Your objective —
Set down, in full, every record in the block.

App and web page records —
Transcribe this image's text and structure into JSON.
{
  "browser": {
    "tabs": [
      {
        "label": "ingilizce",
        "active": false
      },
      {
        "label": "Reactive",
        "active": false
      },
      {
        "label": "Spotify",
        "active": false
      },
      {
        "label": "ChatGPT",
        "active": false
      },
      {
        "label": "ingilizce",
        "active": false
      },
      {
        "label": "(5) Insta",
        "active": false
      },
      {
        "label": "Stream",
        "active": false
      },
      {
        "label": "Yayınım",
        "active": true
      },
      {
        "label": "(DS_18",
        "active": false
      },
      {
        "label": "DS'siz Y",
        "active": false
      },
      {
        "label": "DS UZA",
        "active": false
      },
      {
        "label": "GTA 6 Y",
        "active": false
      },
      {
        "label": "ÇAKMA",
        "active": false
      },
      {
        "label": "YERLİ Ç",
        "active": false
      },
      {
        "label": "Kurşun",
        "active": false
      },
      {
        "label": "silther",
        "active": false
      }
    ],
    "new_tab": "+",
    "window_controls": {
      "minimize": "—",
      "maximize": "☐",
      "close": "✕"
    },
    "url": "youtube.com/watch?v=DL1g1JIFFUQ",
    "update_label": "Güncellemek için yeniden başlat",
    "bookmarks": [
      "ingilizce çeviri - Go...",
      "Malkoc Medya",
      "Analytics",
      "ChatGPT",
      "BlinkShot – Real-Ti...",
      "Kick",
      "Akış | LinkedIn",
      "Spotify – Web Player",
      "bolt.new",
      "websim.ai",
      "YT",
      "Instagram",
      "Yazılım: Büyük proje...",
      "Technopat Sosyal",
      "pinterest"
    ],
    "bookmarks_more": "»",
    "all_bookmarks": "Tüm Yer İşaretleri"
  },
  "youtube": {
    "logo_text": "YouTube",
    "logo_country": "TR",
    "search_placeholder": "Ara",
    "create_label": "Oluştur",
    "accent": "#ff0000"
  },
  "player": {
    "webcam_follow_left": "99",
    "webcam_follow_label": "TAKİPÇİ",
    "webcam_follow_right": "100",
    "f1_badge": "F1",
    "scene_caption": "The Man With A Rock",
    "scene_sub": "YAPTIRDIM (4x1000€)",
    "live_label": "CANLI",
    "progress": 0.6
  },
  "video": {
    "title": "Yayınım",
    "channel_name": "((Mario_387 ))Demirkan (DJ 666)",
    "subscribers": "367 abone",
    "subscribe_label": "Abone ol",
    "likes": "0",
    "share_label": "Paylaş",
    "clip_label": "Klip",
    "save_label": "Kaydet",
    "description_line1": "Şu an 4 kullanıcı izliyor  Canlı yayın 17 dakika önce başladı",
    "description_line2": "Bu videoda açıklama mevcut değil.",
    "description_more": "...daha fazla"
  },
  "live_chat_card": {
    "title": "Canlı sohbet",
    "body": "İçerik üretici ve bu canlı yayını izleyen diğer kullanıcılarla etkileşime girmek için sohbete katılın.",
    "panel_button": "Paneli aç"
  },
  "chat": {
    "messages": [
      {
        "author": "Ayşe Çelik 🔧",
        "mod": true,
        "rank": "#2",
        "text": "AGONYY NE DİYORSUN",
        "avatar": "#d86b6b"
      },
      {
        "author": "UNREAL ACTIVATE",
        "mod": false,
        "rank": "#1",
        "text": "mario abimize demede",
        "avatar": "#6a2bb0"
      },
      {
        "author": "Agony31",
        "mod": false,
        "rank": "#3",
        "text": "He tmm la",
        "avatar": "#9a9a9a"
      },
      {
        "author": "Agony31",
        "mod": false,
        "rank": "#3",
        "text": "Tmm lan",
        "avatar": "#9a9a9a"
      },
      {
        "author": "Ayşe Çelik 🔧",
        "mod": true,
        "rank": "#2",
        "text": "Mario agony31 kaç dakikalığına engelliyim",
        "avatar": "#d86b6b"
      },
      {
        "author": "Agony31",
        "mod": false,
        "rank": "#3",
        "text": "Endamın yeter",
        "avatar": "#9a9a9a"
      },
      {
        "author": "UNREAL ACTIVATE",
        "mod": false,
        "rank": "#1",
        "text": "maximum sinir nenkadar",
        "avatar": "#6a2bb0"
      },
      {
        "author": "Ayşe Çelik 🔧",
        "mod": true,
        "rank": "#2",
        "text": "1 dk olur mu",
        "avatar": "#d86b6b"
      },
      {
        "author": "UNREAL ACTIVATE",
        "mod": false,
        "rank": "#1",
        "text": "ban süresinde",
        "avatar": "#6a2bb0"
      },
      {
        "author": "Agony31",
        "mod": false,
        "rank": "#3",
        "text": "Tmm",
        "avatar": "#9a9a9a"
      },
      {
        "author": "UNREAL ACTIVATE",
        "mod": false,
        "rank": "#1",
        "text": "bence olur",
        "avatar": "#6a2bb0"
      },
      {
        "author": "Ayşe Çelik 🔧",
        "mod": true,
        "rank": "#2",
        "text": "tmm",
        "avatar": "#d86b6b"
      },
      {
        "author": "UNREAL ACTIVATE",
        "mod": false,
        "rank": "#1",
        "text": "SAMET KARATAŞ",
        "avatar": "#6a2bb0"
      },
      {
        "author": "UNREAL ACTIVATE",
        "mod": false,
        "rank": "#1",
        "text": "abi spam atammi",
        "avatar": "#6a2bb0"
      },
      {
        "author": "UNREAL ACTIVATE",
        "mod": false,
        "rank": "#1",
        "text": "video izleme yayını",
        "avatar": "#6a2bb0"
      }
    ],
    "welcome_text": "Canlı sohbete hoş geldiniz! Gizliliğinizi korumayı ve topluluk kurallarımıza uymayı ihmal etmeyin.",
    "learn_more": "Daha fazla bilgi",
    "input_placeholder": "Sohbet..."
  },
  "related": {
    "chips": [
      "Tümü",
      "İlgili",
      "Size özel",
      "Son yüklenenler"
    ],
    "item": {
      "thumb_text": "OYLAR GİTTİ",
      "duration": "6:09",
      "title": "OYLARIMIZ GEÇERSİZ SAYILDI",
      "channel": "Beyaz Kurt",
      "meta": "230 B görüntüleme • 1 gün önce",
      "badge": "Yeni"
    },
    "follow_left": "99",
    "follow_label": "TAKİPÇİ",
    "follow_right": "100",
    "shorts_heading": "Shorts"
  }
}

Task answer —
Transcribe this image's text and structure into JSON.
{
  "browser": {
    "tabs": [
      {
        "label": "ingilizce",
        "active": false
      },
      {
        "label": "Reactive",
        "active": false
      },
      {
        "label": "Spotify",
        "active": false
      },
      {
        "label": "ChatGPT",
        "active": false
      },
      {
        "label": "ingilizce",
        "active": false
      },
      {
        "label": "(5) Insta",
        "active": false
      },
      {
        "label": "Stream",
        "active": false
      },
      {
        "label": "Yayınım",
        "active": true
      },
      {
        "label": "(DS_18",
        "active": false
      },
      {
        "label": "DS'siz Y",
        "active": false
      },
      {
        "label": "DS UZA",
        "active": false
      },
      {
        "label": "GTA 6 Y",
        "active": false
      },
      {
        "label": "ÇAKMA",
        "active": false
      },
      {
        "label": "YERLİ Ç",
        "active": false
      },
      {
        "label": "Kurşun",
        "active": false
      },
      {
        "label": "silther",
        "active": false
      }
    ],
    "new_tab": "+",
    "window_controls": {
      "minimize": "—",
      "maximize": "☐",
      "close": "✕"
    },
    "url": "youtube.com/watch?v=DL1g1JIFFUQ",
    "update_label": "Güncellemek için yeniden başlat",
    "bookmarks": [
      "ingilizce çeviri - Go...",
      "Malkoc Medya",
      "Analytics",
      "ChatGPT",
      "BlinkShot – Real-Ti...",
      "Kick",
      "Akış | LinkedIn",
      "Spotify – Web Player",
      "bolt.new",
      "websim.ai",
      "YT",
      "Instagram",
      "Yazılım: Büyük proje...",
      "Technopat Sosyal",
      "pinterest"
    ],
    "bookmarks_more": "»",
    "all_bookmarks": "Tüm Yer İşaretleri"
  },
  "youtube": {
    "logo_text": "YouTube",
    "logo_country": "TR",
    "search_placeholder": "Ara",
    "create_label": "Oluştur",
    "accent": "#ff0000"
  },
  "player": {
    "webcam_follow_left": "99",
    "webcam_follow_label": "TAKİPÇİ",
    "webcam_follow_right": "100",
    "f1_badge": "F1",
    "scene_caption": "The Man With A Rock",
    "scene_sub": "YAPTIRDIM (4x1000€)",
    "live_label": "CANLI",
    "progress": 0.6
  },
  "video": {
    "title": "Yayınım",
    "channel_name": "((Mario_387 ))Demirkan (DJ 666)",
    "subscribers": "367 abone",
    "subscribe_label": "Abone ol",
    "likes": "0",
    "share_label": "Paylaş",
    "clip_label": "Klip",
    "save_label": "Kaydet",
    "description_line1": "Şu an 4 kullanıcı izliyor  Canlı yayın 17 dakika önce başladı",
    "description_line2": "Bu videoda açıklama mevcut değil.",
    "description_more": "...daha fazla"
  },
  "live_chat_card": {
    "title": "Canlı sohbet",
    "body": "İçerik üretici ve bu canlı yayını izleyen diğer kullanıcılarla etkileşime girmek için sohbete katılın.",
    "panel_button": "Paneli aç"
  },
  "chat": {
    "messages": [
      {
        "author": "Ayşe Çelik 🔧",
        "mod": true,
        "rank": "#2",
        "text": "AGONYY NE DİYORSUN",
        "avatar": "#d86b6b"
      },
      {
        "author": "UNREAL ACTIVATE",
        "mod": false,
        "rank": "#1",
        "text": "mario abimize demede",
        "avatar": "#6a2bb0"
      },
      {
        "author": "Agony31",
        "mod": false,
        "rank": "#3",
        "text": "He tmm la",
        "avatar": "#9a9a9a"
      },
      {
        "author": "Agony31",
        "mod": false,
        "rank": "#3",
        "text": "Tmm lan",
        "avatar": "#9a9a9a"
      },
      {
        "author": "Ayşe Çelik 🔧",
        "mod": true,
        "rank": "#2",
        "text": "Mario agony31 kaç dakikalığına engelliyim",
        "avatar": "#d86b6b"
      },
      {
        "author": "Agony31",
        "mod": false,
        "rank": "#3",
        "text": "Endamın yeter",
        "avatar": "#9a9a9a"
      },
      {
        "author": "UNREAL ACTIVATE",
        "mod": false,
        "rank": "#1",
        "text": "maximum sinir nenkadar",
        "avatar": "#6a2bb0"
      },
      {
        "author": "Ayşe Çelik 🔧",
        "mod": true,
        "rank": "#2",
        "text": "1 dk olur mu",
        "avatar": "#d86b6b"
      },
      {
        "author": "UNREAL ACTIVATE",
        "mod": false,
        "rank": "#1",
        "text": "ban süresinde",
        "avatar": "#6a2bb0"
      },
      {
        "author": "Agony31",
        "mod": false,
        "rank": "#3",
        "text": "Tmm",
        "avatar": "#9a9a9a"
      },
      {
        "author": "UNREAL ACTIVATE",
        "mod": false,
        "rank": "#1",
        "text": "bence olur",
        "avatar": "#6a2bb0"
      },
      {
        "author": "Ayşe Çelik 🔧",
        "mod": true,
        "rank": "#2",
        "text": "tmm",
        "avatar": "#d86b6b"
      },
      {
        "author": "UNREAL ACTIVATE",
        "mod": false,
        "rank": "#1",
        "text": "SAMET KARATAŞ",
        "avatar": "#6a2bb0"
      },
      {
        "author": "UNREAL ACTIVATE",
        "mod": false,
        "rank": "#1",
        "text": "abi spam atammi",
        "avatar": "#6a2bb0"
      },
      {
        "author": "UNREAL ACTIVATE",
        "mod": false,
        "rank": "#1",
        "text": "video izleme yayını",
        "avatar": "#6a2bb0"
      }
    ],
    "welcome_text": "Canlı sohbete hoş geldiniz! Gizliliğinizi korumayı ve topluluk kurallarımıza uymayı ihmal etmeyin.",
    "learn_more": "Daha fazla bilgi",
    "input_placeholder": "Sohbet..."
  },
  "related": {
    "chips": [
      "Tümü",
      "İlgili",
      "Size özel",
      "Son yüklenenler"
    ],
    "item": {
      "thumb_text": "OYLAR GİTTİ",
      "duration": "6:09",
      "title": "OYLARIMIZ GEÇERSİZ SAYILDI",
      "channel": "Beyaz Kurt",
      "meta": "230 B görüntüleme • 1 gün önce",
      "badge": "Yeni"
    },
    "follow_left": "99",
    "follow_label": "TAKİPÇİ",
    "follow_right": "100",
    "shorts_heading": "Shorts"
  }
}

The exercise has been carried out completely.